Not four minutes ago I finished a fascinating conversation with a speaker from Encountering the World of Islam. The questioned he posed was this: Thinking of Christ becoming man so He could reach us, how are we reaching out to communities in such a way that we are accepted as belonging in that group? And after we accomplish that, what's the first thing we should tell them about the Gospel that would be good news to them?
If I could whistle, I would have. That's a question!
He smiled. Then he pushed it over the edge. "Now, what if I gave you a group? Say, homosexuals or women not remorseful of their abortion." Inwardly, I cringed. I could see a bunch of people taking umbrage with such a suggestion! Some would say, to some extent or another, that we should never be caught identifying with such people. To do so would be to approve of their actions. Others would take offense at the notion that such actions are wrong in the first place. How dare you imply that such things are somehow evil!

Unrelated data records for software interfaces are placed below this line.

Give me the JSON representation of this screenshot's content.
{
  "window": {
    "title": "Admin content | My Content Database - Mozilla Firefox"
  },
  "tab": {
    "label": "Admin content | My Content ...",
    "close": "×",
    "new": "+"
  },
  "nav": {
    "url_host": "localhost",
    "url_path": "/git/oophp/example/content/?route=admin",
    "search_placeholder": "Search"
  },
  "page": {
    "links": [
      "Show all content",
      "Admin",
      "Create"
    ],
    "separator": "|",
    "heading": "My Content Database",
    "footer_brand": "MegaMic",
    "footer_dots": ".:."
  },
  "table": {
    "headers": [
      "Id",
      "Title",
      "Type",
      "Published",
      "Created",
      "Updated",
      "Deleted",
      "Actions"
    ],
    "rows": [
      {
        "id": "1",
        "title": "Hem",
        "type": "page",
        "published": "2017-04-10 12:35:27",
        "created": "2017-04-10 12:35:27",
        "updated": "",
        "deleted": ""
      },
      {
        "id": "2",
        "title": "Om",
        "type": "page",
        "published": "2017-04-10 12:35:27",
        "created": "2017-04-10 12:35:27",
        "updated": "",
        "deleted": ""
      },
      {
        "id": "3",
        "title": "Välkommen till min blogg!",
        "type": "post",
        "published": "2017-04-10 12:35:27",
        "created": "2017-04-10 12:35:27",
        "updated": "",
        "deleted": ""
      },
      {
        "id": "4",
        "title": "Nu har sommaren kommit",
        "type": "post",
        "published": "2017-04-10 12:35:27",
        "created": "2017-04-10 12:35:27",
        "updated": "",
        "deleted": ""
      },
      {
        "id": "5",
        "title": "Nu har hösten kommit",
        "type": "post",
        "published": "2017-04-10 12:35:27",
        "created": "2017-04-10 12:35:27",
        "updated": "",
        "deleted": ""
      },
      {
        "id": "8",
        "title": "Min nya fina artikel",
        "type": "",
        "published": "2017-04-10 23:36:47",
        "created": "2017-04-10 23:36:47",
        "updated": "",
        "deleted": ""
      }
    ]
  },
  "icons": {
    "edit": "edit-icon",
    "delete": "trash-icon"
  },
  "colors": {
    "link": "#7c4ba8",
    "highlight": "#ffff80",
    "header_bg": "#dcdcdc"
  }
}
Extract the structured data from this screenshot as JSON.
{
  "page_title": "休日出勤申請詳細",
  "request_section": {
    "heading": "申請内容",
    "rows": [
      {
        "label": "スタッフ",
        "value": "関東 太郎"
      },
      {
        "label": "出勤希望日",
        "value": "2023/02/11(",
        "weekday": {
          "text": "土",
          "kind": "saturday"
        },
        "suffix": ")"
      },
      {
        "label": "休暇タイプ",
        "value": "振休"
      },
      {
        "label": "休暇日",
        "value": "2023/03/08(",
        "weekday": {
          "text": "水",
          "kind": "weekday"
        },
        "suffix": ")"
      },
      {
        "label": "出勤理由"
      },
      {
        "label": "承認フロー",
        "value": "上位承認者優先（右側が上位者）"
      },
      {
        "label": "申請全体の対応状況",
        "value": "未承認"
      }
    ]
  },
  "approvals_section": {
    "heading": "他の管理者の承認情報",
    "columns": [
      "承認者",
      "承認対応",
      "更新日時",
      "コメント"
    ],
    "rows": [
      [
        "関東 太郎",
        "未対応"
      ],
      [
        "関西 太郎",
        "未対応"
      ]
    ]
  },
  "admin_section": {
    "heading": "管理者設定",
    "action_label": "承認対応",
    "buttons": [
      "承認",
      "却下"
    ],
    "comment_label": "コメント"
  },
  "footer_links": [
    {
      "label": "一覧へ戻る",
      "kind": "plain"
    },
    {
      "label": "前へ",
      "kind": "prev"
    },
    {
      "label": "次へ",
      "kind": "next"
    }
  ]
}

The difficulty is obvious, no? On one hand we can't justify taking on the form of a "sinner" to reach out to them. On the other, we are so bruised from bad encounters that we'd never accept someone so "hateful" into our midst.
And not that everyone loved Christ when He was here either. He was crucified, for crying out loud! But, still... He became sin for us so that we could be made righteous. This brings a new depth to the passage about becoming all things to all men for the sake of the Gospel.
Hudson Taylor--whom you meet in Core F--is a fantastic example of this. He, in many ways, revolutionized missions. And, perhaps, it's time for someone to step up and do it again.
If I were to take an initial stab at addressing this question in my own life, it would be this: Brittany and I reach out to high school/college aged kids. We watch movies with them and hang out. Brittany cooks with them and makes costumes. We go to their events and shows. We just try to be there with them. And when God opens the door, we share that when life is out of control, God is still there ready to redeem the horrible situations they can find themselves in. And we remind them, in word and deed, that they are loved.
How about you?
Filmmaker, Writer, Empty Nester